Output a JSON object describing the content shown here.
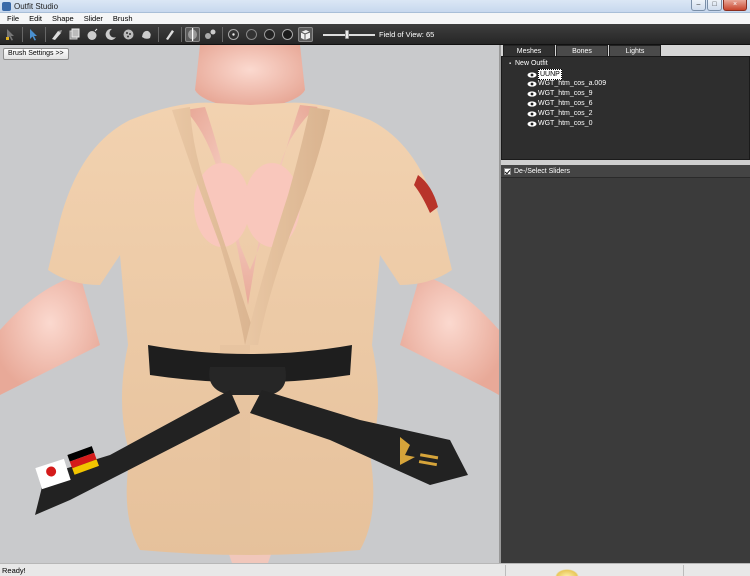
{
  "window": {
    "title": "Outfit Studio"
  },
  "menu": [
    "File",
    "Edit",
    "Shape",
    "Slider",
    "Brush"
  ],
  "toolbar": {
    "fov_label": "Field of View: 65",
    "fov_value": 65
  },
  "viewport": {
    "brush_settings_label": "Brush Settings >>"
  },
  "panel": {
    "tabs": [
      "Meshes",
      "Bones",
      "Lights"
    ],
    "active_tab": "Meshes",
    "tree_root": "New Outfit",
    "meshes": [
      "UUNP",
      "WGT_htm_cos_a.009",
      "WGT_htm_cos_9",
      "WGT_htm_cos_6",
      "WGT_htm_cos_2",
      "WGT_htm_cos_0"
    ],
    "selected_mesh": "UUNP",
    "sliders_toggle_label": "De-/Select Sliders"
  },
  "status": {
    "text": "Ready!"
  },
  "colors": {
    "toolbar_bg": "#2f2f2f",
    "panel_bg": "#3b3b3b",
    "viewport_bg": "#c9cacc"
  }
}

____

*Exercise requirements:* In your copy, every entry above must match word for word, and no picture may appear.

*Task response:*
Output a JSON object describing the content shown here.
{
  "window": {
    "title": "Outfit Studio"
  },
  "menu": [
    "File",
    "Edit",
    "Shape",
    "Slider",
    "Brush"
  ],
  "toolbar": {
    "fov_label": "Field of View: 65",
    "fov_value": 65
  },
  "viewport": {
    "brush_settings_label": "Brush Settings >>"
  },
  "panel": {
    "tabs": [
      "Meshes",
      "Bones",
      "Lights"
    ],
    "active_tab": "Meshes",
    "tree_root": "New Outfit",
    "meshes": [
      "UUNP",
      "WGT_htm_cos_a.009",
      "WGT_htm_cos_9",
      "WGT_htm_cos_6",
      "WGT_htm_cos_2",
      "WGT_htm_cos_0"
    ],
    "selected_mesh": "UUNP",
    "sliders_toggle_label": "De-/Select Sliders"
  },
  "status": {
    "text": "Ready!"
  },
  "colors": {
    "toolbar_bg": "#2f2f2f",
    "panel_bg": "#3b3b3b",
    "viewport_bg": "#c9cacc"
  }
}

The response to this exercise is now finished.